Saturday, March 08, 2008

The Embarrassing Soul

So, I've got to do a little chore, related to something that really has nothing to do with anything else, neither blogging, nor work, nor friends nor family. I've got to do it, and I won't say why, but I'm finding it surprisingly difficult.

I have to make a list of two categories of things: things I like, and things I don't like. It's quite broad, there are no subcategories and no limits. They can include anything that can be described using a noun. The only stipulation is that the list has to be truthful. It has to be a list of things I actually like and dislike, not of things I think I ought to like and dislike.

That was the tricky part, the part I didn't quite understand when I agreed to do it.

Maybe part of the problem is that I find, now that I think about it, that I seem to like quite a few things that I think I ought not to like and I'm embarrassed slightly. Smoking, for example. And cheesy sci-fi TV. Admittedly, these aren't exactly soul-killing vices, but they seem to be things that I think I should not like someone I liked to like, if you see what I mean. But at the same time, I find that in actual practice, most of the people I know who like, for example, smoking and Buffy the Vampire Slayer are the people I actually like the best. Of course, there are plenty of things that fall into the category of perfectly respectable preferences; I actually do happen to like sacred polyphony, for example. Quite a lot. But at the same time, I am very fond of Grunge.

One likes to think of oneself as a noble soul, with lots of high-minded things going on between the ears. Sadly, I find I'm not only a member of the human species, but a child of my time and place.

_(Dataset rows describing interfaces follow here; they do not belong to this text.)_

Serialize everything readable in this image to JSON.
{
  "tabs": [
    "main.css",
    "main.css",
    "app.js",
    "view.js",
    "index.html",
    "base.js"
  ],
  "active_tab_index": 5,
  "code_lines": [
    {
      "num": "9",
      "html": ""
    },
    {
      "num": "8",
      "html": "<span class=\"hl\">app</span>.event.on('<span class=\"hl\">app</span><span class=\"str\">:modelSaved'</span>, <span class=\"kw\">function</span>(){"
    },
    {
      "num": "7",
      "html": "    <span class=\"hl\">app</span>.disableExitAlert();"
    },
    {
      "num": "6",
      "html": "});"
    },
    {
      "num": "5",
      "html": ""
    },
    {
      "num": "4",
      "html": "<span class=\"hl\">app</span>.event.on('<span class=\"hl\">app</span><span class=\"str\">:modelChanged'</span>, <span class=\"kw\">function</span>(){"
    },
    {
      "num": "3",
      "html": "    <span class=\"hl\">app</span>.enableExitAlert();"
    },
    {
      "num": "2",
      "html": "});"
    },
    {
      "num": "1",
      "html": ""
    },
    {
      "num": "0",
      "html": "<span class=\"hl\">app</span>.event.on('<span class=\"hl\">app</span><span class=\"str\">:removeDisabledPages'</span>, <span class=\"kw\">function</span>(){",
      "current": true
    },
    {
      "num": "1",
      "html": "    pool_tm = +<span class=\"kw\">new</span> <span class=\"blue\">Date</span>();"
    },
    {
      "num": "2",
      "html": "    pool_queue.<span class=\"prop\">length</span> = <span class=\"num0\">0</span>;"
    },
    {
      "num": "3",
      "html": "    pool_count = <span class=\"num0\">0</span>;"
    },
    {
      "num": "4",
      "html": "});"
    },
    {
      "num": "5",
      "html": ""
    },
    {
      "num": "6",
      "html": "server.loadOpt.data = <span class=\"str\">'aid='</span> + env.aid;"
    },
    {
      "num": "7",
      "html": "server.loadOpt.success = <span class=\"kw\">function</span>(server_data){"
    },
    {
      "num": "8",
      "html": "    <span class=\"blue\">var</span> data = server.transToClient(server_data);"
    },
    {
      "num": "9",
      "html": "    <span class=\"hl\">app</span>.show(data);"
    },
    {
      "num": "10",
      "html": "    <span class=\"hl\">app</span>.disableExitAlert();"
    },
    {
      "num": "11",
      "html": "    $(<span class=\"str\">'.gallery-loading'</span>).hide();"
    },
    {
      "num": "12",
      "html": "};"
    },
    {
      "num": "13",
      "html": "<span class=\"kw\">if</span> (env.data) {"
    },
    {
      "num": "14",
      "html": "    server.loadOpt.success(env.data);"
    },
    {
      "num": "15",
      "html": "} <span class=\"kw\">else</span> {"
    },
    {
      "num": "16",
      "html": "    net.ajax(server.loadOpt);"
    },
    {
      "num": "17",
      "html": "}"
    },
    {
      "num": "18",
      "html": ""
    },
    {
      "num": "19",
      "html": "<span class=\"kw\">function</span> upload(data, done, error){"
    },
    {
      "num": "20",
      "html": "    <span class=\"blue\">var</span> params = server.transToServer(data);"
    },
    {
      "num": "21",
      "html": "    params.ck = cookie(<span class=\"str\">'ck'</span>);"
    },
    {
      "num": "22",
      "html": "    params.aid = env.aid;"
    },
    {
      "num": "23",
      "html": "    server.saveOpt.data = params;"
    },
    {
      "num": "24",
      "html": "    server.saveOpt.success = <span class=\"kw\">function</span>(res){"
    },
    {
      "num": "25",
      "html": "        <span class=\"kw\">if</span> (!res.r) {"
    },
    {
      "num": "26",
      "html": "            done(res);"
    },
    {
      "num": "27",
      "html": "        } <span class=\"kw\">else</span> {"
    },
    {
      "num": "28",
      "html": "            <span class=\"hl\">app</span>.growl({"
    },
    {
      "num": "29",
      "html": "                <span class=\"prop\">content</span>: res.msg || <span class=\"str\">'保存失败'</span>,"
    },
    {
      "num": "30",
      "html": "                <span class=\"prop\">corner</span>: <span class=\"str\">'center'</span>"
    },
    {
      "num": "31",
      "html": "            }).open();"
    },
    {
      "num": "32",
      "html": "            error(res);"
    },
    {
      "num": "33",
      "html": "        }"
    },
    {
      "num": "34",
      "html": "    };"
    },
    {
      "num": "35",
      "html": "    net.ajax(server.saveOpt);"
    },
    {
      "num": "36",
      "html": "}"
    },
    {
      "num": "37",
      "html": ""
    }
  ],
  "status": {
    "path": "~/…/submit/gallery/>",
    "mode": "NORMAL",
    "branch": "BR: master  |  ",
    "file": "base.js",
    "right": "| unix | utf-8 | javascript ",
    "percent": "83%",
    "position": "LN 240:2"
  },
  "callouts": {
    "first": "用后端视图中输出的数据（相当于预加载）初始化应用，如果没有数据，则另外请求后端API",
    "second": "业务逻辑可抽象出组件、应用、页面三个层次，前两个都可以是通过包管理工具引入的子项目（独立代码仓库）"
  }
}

Yes, I was raised on classical music on the CBC, but was also very fond of a Saturday morning spent in front of the TV with a bowl of Fruit Loops and Speed Racer. Sure, I read Betjeman, and know the names of the other Metaphysical poets, but I also know all the words to the Gilligan's Island theme song and that knowledge will probably be the last to go.


I've just had a thought, maybe this makes me "complex". (Sure, keep telling yourself that; it worked so well for Sartre.)

I have read over and over some variation on the line, "God knows you better than you know yourself". Of course, we all would like to think it is not true, that we are full up to the nostrils with self-knowledge and insight into our own character, but this little task that looked so simple, seems to prove the truth of that rather irritating spiritual axiom.

I read somewhere, Peter Kreeft's book on the afterlife I think, that a great deal of the pain of purgatory is going to be the experience of finally knowing ourselves completely, in the way that God knows us and knowing exactly how we had failed in life to reach what we ought to have been. It will be the perfectly clear mirror from which we won't be allowed to flinch.

I can see how that might be uncomfortable.


Mark S. Abeln said...

This is an easy assignment. Have a very close friend write up the list for you, and like any ghostwritten book, sign your name to it.

Anonymous said...

Ooh what fun.

I like:
Veggie Booty
Noel Streatfield novels
80s pop music
reading about other textile arts and imagining learning how to do them
shopping on eBay
Kingsley Amis
Kate Bush
hot springs
googly eyes
tormenting telemarketers
WPA murals
Mongolian folk music
the Pogues
organizing my closet
looking pretty
my cats

I do not like:
Ernest Hemingway
Mexican culture
scary scary Spanish religious art
being pregnant
modern public art
going to the doctor
getting manicures
most Europeans
poor housekeeping
trying to get children to study

I could go on, but I'll spare you. - Karen